The biggest problem this show has (amongst many) is a lack of direction. We're starting in on the second season, and we still don't know why the Vs are on Earth or why they're intent on maintaining the charade of benevolence. What little forward motion there has been in the plot has been in minor threads: the birth of Ryan's baby, Erica's destruction of the soldier eggs. We still don't know what the stakes are, beyond vague rumblings of "the Vs are up to no good". When last season ended with Anna deploying the ominous "red sky" over the planet, it seemed like the Vs were finally dropping their act and we'd get some forward momentum in the plot.

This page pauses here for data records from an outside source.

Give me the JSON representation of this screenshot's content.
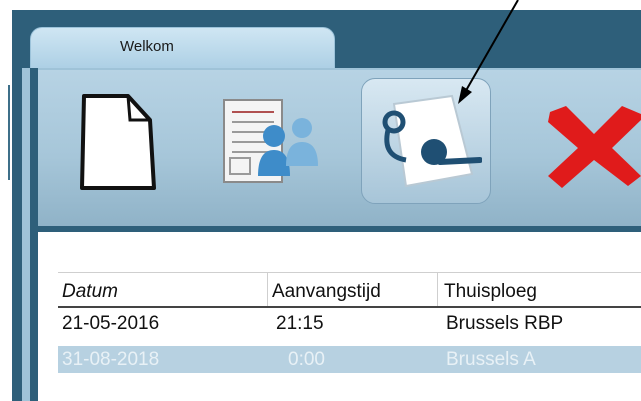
{
  "window": {
    "tabs": [
      {
        "label": "Welkom"
      }
    ]
  },
  "toolbar": {
    "buttons": [
      {
        "icon": "new-document-icon"
      },
      {
        "icon": "players-card-icon"
      },
      {
        "icon": "whistle-icon",
        "selected": true
      },
      {
        "icon": "delete-icon"
      }
    ]
  },
  "grid": {
    "columns": [
      "Datum",
      "Aanvangstijd",
      "Thuisploeg"
    ],
    "rows": [
      {
        "datum": "21-05-2016",
        "aanvangstijd": "21:15",
        "thuisploeg": "Brussels RBP"
      },
      {
        "datum": "31-08-2018",
        "aanvangstijd": "0:00",
        "thuisploeg": "Brussels A",
        "selected": true
      }
    ]
  },
  "colors": {
    "frame": "#2e5f7a",
    "toolbar": "#a6c6d9",
    "selected_row": "#b7d1e1",
    "delete_red": "#e01b1b"
  }
}
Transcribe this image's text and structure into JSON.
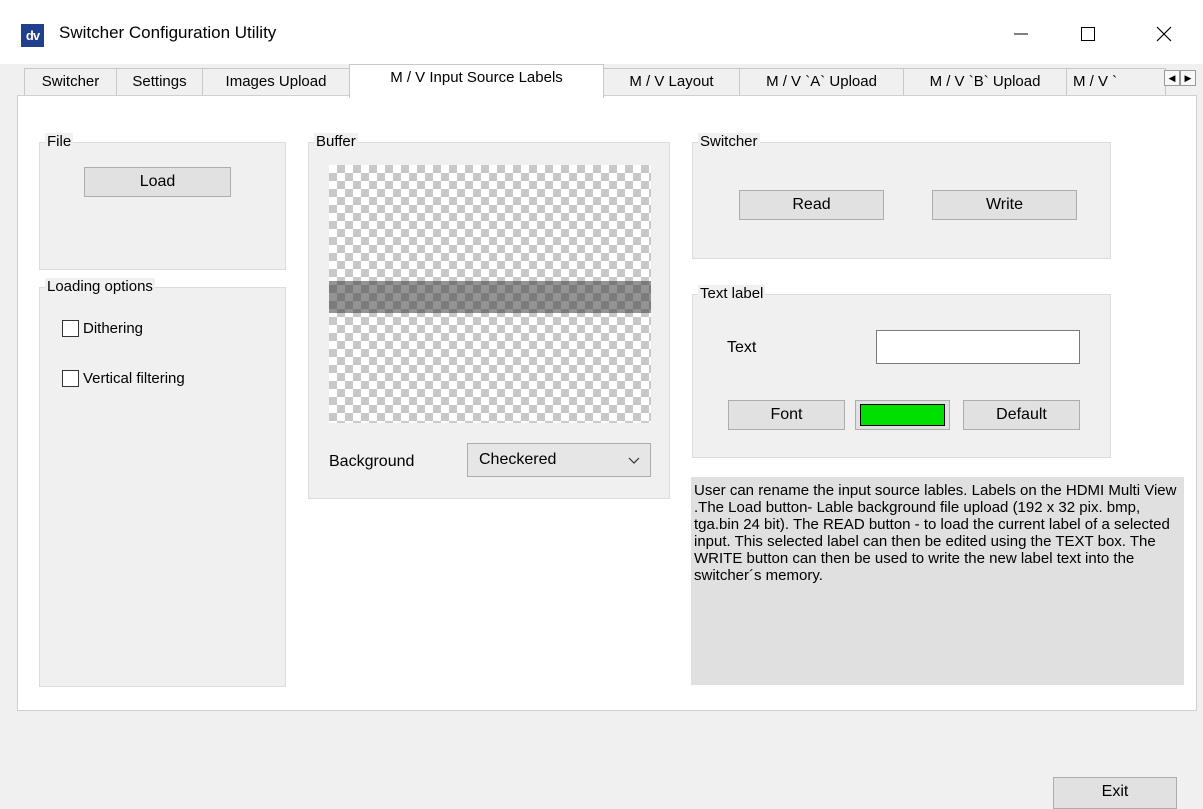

But then halfway through this episode Anna turns off the red sky and tells the world it was meant to help heal our world's environmental problems, effectively re-establishing the previous status quo of the general population buying the V's BS. Yes, we learned that red sky was actually subtly altering humanity to make us compatible breeding stock for the Vs, but that is just another example of the show using a minor plot to simulate forward momentum while the show itself continues to tread water. Just more of the same when the show desperately needs a shot in the arm, even to make it worth watching from a "how bad can it get?" perspective.
Modern Family: Our Children, Ourselves.
Not much to say about this one, a bit of a down episode, in which two of the three plots (Mitchell and Cam's and Jay and Gloria's) were standard sitcom fare which relied too heavily on the characters poorly communicating with each other for laughs. I did enjoy the revelation that Claire and Phil share a love of bad movies (Claire: "Any sequel three and higher". Phil: "Oh, yeah, usually get a new cast around five; that's where the magic really happens"). Phil can be such a goof and go so broad sometimes that it's easy to wonder why the relatively straight-laced Claire is married to him; little things like that go a long way towards helping the characters' relationship make sense and seem real. Also, I loved Luke flinging food at Alex while she was doing her compulsive jaw thing ("She's gotta eat! I did it out of love.") and Phil reaching out during the 3D movie.
Cam: Tell me all about Mitchell in high school. Did he have a beard?
Tracy: You’re looking at her.
Phil: Kind of like if you combined the jaw strength of a crocodile and the ink-spraying abilities of an octopus!
Top Chef: We're Gonna Need A Bigger Boat
This is the first episode since the premiere in which I'm not disappointed in who went home. Of all the people on the bottom, I'd have been bummed if any of them went home except the two that did (yes, even Fabio, though mainly because if he went home, he likely would have taken Marcel or Richard with him).
The challenge itself this week was fine (and I didn't mind a little break from the quickfire) but the whole team aspect of it seemed random and more trouble than it was worth. Basically, it seemed like an excuse to get the group split up amongst the boats. After that, with no direction given, the various teams all did their own thing, creating three different approaches to the challenge amongst the four teams. As a result, it seemed like a more uneven playing field than usual.
Finally, as much as I was dreading it after the preview last week, I thoroughly enjoyed a clearly-hammered Marcel angry-rapping whilst pounding Bombay Sapphire straight from the bottle.